  # open/close action
  script$open_action <- c(FALSE, script$type[-1] == "action" & script$type[-nlines] != "action")
  script$close_action <- c(script$type[-nlines] == "action" & script$type[-1] != "action",FALSE)
  # create html
  html <- script$content
  # add action span tags
  html[script$open_action] %<>% str_replace("^","<span class='action'>")
  html[script$close_action] %<>% str_replace("$","</span>")
  # add transition span tags
  html[script$open_transition] %<>% str_replace("^","<span class='transition'>")
  html[script$close_transition] %<>% str_replace("$","</span>")
  # add character span tags
  html[script$open_character] %<>% str_replace("^","<span class='character'>")
  html[script$close_character] %<>% str_replace("$","</span>")
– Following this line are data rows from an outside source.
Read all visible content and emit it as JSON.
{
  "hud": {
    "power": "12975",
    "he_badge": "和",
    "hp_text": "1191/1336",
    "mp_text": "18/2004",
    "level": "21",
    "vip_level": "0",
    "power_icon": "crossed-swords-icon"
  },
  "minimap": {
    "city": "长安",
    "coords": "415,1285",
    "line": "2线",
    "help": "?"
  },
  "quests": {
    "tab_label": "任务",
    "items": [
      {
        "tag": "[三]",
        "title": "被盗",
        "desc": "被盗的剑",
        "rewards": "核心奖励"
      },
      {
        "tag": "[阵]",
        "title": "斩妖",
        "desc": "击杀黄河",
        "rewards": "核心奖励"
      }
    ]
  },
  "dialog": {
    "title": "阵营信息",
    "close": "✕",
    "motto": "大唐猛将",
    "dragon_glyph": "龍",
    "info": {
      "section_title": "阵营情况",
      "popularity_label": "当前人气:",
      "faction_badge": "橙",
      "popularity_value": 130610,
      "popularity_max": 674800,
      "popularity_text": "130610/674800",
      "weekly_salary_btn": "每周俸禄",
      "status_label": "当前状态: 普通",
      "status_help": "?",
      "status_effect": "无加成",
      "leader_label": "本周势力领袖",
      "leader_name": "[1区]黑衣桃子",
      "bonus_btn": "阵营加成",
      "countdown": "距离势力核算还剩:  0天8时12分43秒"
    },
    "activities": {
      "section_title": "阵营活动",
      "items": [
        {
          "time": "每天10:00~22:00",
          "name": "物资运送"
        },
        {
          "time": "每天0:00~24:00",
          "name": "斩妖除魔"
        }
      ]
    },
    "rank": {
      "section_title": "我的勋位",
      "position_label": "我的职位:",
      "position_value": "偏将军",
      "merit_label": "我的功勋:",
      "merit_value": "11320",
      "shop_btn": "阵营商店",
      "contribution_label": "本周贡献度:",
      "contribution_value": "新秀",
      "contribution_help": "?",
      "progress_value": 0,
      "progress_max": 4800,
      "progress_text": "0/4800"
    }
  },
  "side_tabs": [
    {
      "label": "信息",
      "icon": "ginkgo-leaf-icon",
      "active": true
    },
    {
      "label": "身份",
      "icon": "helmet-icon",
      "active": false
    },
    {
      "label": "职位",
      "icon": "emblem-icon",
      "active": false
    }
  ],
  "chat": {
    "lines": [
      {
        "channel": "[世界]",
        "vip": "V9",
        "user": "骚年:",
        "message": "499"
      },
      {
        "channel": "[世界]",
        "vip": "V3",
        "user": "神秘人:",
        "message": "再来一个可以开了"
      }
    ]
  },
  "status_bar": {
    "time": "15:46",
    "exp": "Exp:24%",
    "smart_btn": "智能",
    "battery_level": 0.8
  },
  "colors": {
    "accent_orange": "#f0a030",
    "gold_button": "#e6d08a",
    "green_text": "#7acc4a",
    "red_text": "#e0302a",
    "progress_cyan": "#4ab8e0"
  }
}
  # add parenthetical span tags
  html[script$open_parenthetical] %<>% str_replace("^","<span class='parenthetical'>")
  html[script$close_parenthetical] %<>% str_replace("$","</span>")
  # add dialog span tags
  html[script$open_dialog] %<>% str_replace("^","<span class='dialog'>")
  html[script$close_dialog] %<>% str_replace("$","</span>")
  # add block divs
  html[script$open_block] %<>% str_replace("^","\n<div class='block'>\n")
  html[script$close_block] %<>% str_replace("$","\n</div>")
  html <- glue_collapse(html, sep="\n")

add_wrapper <- function(html) {
    "<link rel='stylesheet' type='text/css' href='playstyle.css'>",
    .sep = "\n"

That’s extremely boring, but we can now write a small CSS file, playstyle.css that tells the browser how to style the output! So now when I write the HTML to a file…

  script %>% screenplay_tohtml %>% add_wrapper,
  file = "./princess-bride-formatted.html"

… I get a version of the script that appears in nicely styled HTML, shown here



Danielle Navarro
Associate Professor of Cognitive Science